**TASK BRIEF**
Note each line in the data below that holds "protect", and copy it.

━━━━━━━━━━

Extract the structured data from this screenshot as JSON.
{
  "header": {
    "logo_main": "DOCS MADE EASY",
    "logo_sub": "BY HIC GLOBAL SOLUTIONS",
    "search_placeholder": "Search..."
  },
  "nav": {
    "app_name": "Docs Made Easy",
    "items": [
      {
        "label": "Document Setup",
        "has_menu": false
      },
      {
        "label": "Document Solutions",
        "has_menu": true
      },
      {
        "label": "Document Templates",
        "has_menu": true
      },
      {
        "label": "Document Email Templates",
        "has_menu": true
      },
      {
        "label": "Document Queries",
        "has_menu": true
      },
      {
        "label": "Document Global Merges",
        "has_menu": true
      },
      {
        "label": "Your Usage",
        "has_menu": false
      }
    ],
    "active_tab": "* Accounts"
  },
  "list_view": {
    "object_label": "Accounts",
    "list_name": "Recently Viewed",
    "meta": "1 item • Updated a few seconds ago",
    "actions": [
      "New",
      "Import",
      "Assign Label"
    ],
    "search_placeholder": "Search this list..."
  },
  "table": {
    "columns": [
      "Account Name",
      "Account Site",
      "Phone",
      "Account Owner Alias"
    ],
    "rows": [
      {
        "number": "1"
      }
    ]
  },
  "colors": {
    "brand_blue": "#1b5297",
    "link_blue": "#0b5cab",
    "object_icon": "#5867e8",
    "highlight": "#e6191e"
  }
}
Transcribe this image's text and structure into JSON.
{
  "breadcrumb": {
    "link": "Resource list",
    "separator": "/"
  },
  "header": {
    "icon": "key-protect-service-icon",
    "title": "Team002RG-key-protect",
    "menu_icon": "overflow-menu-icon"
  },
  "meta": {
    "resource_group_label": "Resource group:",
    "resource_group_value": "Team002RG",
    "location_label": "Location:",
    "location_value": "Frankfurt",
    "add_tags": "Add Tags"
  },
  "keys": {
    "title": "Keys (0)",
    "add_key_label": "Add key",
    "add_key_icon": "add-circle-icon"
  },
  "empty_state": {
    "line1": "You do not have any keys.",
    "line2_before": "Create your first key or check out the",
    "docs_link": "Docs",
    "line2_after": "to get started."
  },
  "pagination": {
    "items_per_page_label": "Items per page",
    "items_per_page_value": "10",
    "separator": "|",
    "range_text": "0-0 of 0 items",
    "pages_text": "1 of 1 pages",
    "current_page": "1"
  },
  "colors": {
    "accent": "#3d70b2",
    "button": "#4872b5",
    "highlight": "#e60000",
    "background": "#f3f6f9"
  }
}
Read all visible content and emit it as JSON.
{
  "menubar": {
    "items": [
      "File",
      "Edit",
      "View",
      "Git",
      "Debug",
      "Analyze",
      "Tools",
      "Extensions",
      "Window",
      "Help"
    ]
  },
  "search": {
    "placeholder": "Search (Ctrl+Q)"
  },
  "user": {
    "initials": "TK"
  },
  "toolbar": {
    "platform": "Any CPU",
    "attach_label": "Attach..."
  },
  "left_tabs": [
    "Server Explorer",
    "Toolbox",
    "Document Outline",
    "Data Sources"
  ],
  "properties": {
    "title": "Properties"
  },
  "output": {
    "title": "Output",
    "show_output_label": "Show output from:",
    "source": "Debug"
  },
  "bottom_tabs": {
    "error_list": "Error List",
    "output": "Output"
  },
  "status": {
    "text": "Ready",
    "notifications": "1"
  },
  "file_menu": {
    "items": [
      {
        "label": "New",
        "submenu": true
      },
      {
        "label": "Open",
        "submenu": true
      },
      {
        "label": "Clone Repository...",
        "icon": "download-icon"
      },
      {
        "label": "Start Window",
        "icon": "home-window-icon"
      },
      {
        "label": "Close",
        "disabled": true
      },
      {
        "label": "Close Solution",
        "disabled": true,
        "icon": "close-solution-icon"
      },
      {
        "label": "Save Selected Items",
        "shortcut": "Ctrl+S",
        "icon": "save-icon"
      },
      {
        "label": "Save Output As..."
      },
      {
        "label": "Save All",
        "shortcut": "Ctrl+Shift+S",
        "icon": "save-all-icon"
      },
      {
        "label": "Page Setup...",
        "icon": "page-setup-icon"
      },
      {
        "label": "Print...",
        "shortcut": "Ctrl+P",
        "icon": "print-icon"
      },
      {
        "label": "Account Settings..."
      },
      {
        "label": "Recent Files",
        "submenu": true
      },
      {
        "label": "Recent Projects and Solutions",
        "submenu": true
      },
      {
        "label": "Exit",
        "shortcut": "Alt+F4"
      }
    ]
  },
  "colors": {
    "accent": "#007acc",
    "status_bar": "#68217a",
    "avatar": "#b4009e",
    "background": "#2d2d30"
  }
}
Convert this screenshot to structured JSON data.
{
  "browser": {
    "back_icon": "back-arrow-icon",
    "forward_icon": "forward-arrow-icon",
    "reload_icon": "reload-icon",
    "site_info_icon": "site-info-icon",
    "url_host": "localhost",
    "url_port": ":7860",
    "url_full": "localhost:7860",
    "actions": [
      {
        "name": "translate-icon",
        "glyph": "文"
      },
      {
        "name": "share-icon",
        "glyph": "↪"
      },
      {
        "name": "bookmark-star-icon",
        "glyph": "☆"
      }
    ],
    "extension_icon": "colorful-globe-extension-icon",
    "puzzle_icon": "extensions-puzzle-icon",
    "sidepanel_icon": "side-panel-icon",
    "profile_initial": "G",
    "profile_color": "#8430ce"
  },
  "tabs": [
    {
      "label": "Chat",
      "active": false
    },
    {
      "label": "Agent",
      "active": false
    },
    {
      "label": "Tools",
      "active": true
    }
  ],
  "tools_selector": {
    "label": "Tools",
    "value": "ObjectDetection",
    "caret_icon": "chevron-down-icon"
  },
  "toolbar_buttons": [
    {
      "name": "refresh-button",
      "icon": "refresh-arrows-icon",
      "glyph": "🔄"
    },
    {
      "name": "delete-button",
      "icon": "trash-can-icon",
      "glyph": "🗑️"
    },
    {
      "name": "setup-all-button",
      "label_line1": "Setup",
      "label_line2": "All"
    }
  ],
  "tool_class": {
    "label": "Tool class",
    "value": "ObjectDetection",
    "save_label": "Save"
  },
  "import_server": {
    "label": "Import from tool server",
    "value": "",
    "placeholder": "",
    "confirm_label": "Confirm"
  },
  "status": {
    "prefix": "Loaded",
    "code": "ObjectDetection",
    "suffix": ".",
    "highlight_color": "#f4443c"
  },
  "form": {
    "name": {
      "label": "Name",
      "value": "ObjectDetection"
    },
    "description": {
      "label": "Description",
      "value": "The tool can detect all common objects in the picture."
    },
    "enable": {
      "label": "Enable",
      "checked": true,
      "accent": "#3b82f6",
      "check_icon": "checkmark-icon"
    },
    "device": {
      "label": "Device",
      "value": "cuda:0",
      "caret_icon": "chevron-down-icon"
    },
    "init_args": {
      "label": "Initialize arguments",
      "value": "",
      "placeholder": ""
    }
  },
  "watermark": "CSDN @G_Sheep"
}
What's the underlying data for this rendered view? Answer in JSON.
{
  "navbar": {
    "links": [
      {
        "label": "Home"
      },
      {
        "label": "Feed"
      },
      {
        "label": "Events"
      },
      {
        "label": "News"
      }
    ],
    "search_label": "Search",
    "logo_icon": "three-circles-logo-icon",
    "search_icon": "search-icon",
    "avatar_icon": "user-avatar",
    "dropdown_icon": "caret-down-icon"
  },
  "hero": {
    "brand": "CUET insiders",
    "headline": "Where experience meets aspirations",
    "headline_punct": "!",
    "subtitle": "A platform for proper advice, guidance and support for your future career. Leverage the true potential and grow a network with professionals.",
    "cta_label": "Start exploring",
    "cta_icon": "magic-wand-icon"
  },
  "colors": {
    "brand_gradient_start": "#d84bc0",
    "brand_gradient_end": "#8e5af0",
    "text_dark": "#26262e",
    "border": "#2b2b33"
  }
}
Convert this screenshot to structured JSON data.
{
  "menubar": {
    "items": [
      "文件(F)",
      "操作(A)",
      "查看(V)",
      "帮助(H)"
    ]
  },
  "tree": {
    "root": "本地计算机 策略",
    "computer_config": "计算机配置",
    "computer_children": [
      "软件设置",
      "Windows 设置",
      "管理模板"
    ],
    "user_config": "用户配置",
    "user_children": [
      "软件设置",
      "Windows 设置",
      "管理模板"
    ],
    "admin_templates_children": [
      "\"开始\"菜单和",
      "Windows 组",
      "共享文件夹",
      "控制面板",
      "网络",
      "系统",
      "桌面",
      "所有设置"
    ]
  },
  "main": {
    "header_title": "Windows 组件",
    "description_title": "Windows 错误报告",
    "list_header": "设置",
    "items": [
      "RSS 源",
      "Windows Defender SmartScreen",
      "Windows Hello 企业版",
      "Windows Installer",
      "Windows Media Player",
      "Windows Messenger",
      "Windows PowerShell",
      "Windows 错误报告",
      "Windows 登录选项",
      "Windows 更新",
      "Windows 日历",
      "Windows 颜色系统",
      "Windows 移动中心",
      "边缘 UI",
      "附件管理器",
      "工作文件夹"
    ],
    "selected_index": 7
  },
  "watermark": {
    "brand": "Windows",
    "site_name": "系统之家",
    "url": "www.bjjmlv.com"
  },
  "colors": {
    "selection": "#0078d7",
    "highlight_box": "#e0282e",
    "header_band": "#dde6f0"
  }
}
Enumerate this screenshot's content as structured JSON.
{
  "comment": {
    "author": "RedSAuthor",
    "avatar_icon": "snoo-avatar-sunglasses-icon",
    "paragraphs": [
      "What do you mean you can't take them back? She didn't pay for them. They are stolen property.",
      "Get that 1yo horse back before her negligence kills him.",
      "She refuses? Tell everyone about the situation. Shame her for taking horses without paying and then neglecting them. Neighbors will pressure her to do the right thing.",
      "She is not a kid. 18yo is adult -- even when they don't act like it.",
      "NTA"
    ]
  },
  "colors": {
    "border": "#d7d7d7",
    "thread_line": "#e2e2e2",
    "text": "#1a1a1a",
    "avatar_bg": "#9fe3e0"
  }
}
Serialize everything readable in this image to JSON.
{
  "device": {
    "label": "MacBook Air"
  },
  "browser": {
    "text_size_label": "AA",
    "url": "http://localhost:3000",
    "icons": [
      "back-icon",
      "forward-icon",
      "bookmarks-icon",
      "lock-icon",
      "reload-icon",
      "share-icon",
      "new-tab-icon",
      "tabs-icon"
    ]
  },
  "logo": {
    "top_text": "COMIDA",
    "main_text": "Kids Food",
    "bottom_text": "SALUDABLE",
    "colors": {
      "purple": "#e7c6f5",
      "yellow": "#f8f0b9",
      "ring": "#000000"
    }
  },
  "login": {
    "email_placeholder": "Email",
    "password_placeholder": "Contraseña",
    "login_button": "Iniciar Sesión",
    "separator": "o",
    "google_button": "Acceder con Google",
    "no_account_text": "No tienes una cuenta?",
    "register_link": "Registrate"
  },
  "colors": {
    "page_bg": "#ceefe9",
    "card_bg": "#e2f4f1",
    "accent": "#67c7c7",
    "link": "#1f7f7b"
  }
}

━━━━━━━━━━

**OUTPUT OF THE EXERCISE**
    "icon": "key-protect-service-icon",
    "title": "Team002RG-key-protect",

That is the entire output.